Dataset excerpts
__________

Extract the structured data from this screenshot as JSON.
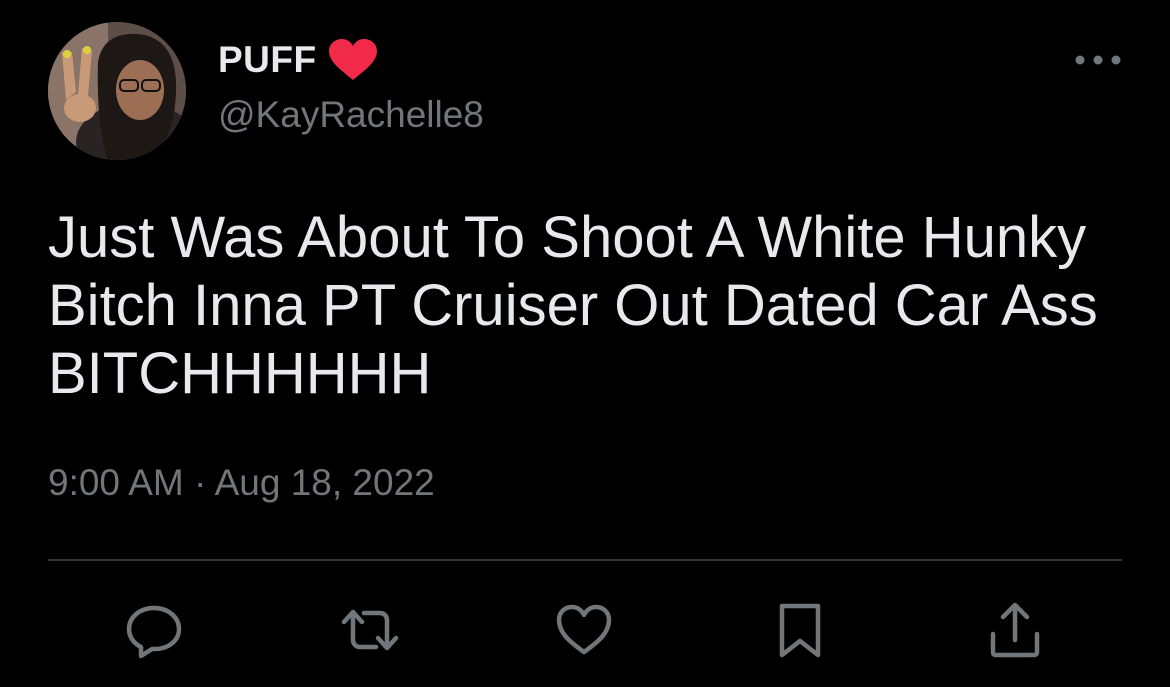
{
  "user": {
    "display_name": "PUFF",
    "display_name_emoji": "red-heart-emoji",
    "handle": "@KayRachelle8"
  },
  "tweet": {
    "text": "Just Was About To Shoot A White Hunky Bitch Inna PT Cruiser Out Dated Car Ass BITCHHHHHH",
    "timestamp": "9:00 AM · Aug 18, 2022"
  },
  "actions": [
    {
      "icon": "reply-icon"
    },
    {
      "icon": "retweet-icon"
    },
    {
      "icon": "like-icon"
    },
    {
      "icon": "bookmark-icon"
    },
    {
      "icon": "share-icon"
    }
  ],
  "colors": {
    "background": "#000000",
    "primary_text": "#e7e9ea",
    "secondary_text": "#71767b",
    "divider": "#2f3336",
    "heart": "#f91880"
  }
}
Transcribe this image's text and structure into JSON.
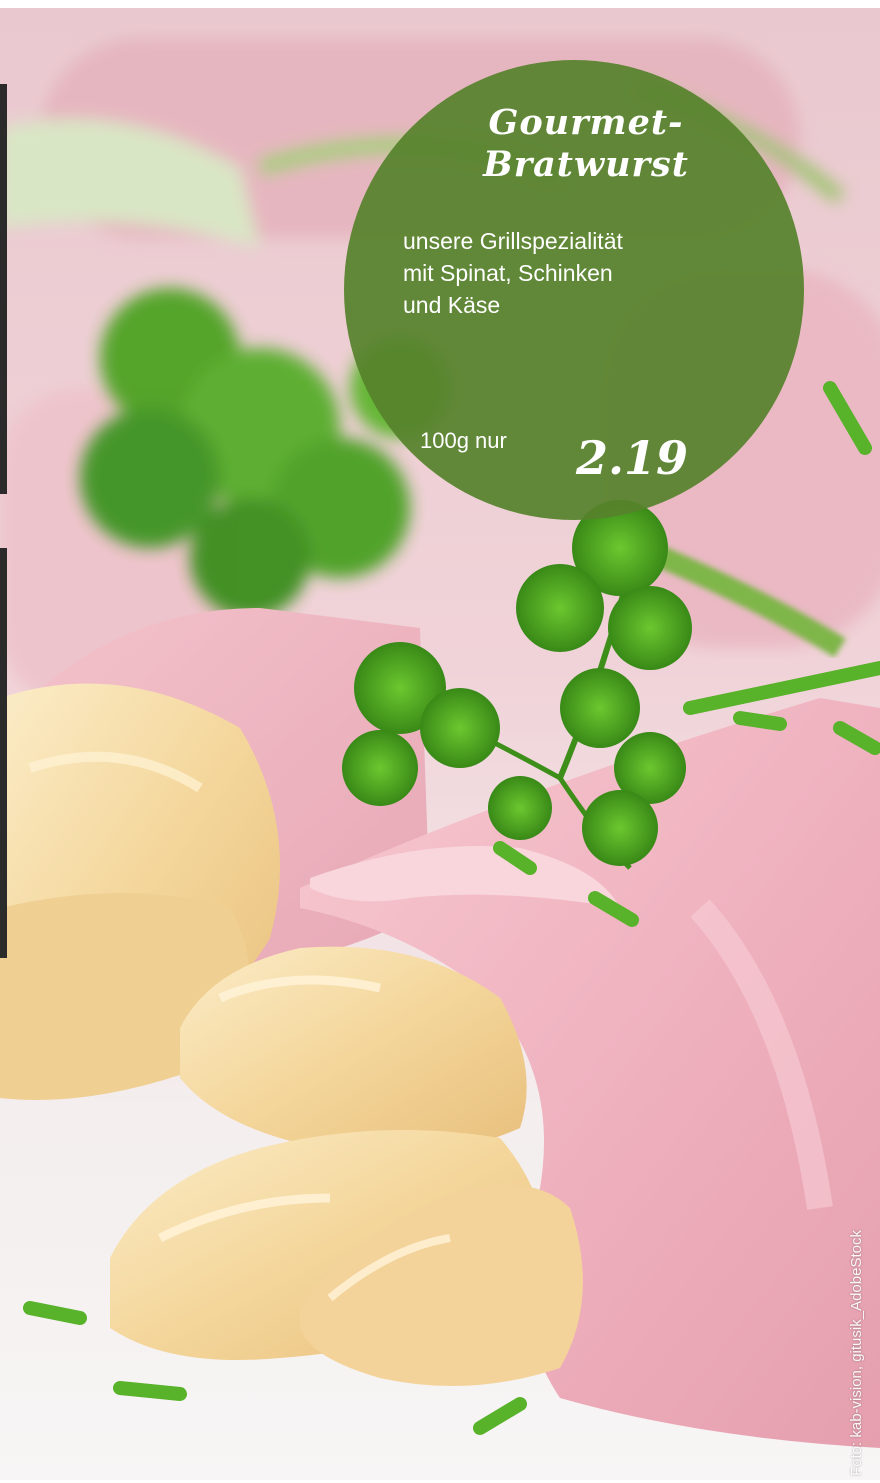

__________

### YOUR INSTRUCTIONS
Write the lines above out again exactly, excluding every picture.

### FINISHED TASK
Extract the structured data from this screenshot as JSON.
{
  "user": {
    "display_name": "PUFF",
    "display_name_emoji": "red-heart-emoji",
    "handle": "@KayRachelle8"
  },
  "tweet": {
    "text": "Just Was About To Shoot A White Hunky Bitch Inna PT Cruiser Out Dated Car Ass BITCHHHHHH",
    "timestamp": "9:00 AM · Aug 18, 2022"
  },
  "actions": [
    {
      "icon": "reply-icon"
    },
    {
      "icon": "retweet-icon"
    },
    {
      "icon": "like-icon"
    },
    {
      "icon": "bookmark-icon"
    },
    {
      "icon": "share-icon"
    }
  ],
  "colors": {
    "background": "#000000",
    "primary_text": "#e7e9ea",
    "secondary_text": "#71767b",
    "divider": "#2f3336",
    "heart": "#f91880"
  }
}
Transcribe this image's text and structure into JSON.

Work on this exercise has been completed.